The Marine Biology Labs is an independent institution which has the world's finest laboratories for the study of marine life with the goal being contributing to the understanding and betterment of human life. This institution has provided workspace for 54 Nobel Prize scientists as well as hundreds of others. The numbers of scientific papers published are vast.

A group of 55 seniors from the Academy for Lifelong Learning were given tours of both institutions with lectures by well trained volunteers. Some had been on such a tour previously, I had not. I had merely spent a couple of hours in the town and had no overview at all so I learned a lot. Below is the manned capsule from Alvin, the deep sea going sphere designed to hold three scientists, sitting very close together. It has made 4600 plunges to the bottom of the ocean. At the moment the capsule and the structure that allows it to be lowered and raised are being reconstructed in a somewhat larger size. As can be seen in the photograph, the two people standing in front of it would barely fit inside. I get claustrophobia just looking at it.

One of the most renown accomplishments of a WHOI scientist was the discovery of the location of the Titanic. That was news making but the ongoing and extensive data gathering about the sea, the underwater volcanoes, the sea creatures unknown before being discovered by WHOI scientists is far important. The enormous amount of information that has flowed out of this small town over the past 50 or so years as more and more instruments have been designed, contributes enormously to our understanding of life on earth.

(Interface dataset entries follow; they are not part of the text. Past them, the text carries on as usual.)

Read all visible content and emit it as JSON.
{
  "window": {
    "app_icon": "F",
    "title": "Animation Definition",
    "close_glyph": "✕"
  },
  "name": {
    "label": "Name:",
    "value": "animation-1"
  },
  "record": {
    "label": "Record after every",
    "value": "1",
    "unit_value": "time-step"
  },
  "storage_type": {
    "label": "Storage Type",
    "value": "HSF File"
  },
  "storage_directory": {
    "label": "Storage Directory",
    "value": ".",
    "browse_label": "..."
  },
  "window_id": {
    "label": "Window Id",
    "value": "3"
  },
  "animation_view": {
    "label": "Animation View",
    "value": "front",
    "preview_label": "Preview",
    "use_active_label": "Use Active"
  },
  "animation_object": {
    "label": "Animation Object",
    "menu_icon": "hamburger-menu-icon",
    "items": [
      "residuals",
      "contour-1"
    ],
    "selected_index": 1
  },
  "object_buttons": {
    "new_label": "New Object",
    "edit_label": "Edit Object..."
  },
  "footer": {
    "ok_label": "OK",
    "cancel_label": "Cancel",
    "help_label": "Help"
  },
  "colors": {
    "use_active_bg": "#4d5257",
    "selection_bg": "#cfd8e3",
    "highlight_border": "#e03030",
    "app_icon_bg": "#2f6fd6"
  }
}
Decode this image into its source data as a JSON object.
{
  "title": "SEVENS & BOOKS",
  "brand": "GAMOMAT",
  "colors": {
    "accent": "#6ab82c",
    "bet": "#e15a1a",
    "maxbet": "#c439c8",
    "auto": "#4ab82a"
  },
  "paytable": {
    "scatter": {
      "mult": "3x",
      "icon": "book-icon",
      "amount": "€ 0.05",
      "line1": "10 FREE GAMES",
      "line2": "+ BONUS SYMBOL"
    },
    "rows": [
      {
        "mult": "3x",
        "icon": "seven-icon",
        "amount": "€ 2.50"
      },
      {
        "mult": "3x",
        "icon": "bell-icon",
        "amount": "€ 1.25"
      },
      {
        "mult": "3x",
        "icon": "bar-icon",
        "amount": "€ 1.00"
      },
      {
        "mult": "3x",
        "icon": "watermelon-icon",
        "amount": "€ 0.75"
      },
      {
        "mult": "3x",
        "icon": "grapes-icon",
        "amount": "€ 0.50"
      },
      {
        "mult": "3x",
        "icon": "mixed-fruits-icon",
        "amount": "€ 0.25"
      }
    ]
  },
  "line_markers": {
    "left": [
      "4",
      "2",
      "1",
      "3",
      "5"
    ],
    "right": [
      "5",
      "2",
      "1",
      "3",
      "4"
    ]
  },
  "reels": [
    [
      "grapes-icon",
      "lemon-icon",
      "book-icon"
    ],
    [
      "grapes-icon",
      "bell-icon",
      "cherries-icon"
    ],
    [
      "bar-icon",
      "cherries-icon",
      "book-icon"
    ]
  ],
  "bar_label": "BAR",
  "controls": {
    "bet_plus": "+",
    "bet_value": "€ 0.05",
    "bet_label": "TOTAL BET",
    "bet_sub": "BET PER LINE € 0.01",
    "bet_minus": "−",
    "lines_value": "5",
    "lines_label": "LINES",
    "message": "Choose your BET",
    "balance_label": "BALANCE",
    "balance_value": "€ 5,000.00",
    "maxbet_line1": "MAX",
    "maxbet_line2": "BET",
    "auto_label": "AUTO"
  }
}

1 comment:

Ladydy5 aka: Diane Yates said...

June, she looks mad at you. I would too.